The main requirement to adjust status is to prove that an applicant entered with admission or inspection into the United States.  In other words, the applicant should be ready to prove that they came through an airport or through a port of entry at the border and presented themselves to immigration officials.

The USCIS officer reviewing the application will also check the criminal and immigration history to ensure that the applicant has not committed any acts that constitute a ground of inadmissibility.  For instance, if the applicant has committed fraud or misrepresentation, a drug-related crime, a crime involving moral turpitude, or an immigration violation, USCIS can deny the application.  In some cases, a waiver may be available.  In some cases, the application may be denied, and USCIS can refer the individual to Immigration Court to have their case heard before an Immigration Judge.

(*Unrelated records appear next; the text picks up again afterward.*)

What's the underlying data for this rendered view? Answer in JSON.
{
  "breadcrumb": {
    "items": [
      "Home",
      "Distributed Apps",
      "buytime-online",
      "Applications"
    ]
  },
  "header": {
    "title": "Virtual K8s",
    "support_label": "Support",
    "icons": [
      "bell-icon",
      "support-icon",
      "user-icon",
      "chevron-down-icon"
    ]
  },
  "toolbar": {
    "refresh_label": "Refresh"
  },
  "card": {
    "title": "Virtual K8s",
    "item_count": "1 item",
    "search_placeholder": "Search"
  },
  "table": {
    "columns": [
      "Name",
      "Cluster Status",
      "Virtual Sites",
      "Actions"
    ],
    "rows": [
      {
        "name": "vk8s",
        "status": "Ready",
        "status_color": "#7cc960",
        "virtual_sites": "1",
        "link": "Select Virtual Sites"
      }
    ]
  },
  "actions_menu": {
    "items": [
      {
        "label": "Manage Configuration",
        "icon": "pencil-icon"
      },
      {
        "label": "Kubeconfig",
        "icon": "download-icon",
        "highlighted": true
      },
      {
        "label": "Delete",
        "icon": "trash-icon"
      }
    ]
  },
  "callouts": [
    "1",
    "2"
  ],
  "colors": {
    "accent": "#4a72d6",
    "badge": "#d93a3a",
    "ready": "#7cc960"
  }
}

Individuals with special visas, such U status (victims of crimes who cooperated with law enforcement) or Special Juvenile Immigrant Status (children who were abandoned, neglected, or abused by one or both parents) are allowed to adjust status, too.

It is important that you are honest and forthcoming with your attorney, so that he or she can assess your case in the manner that a USCIS officer would process it.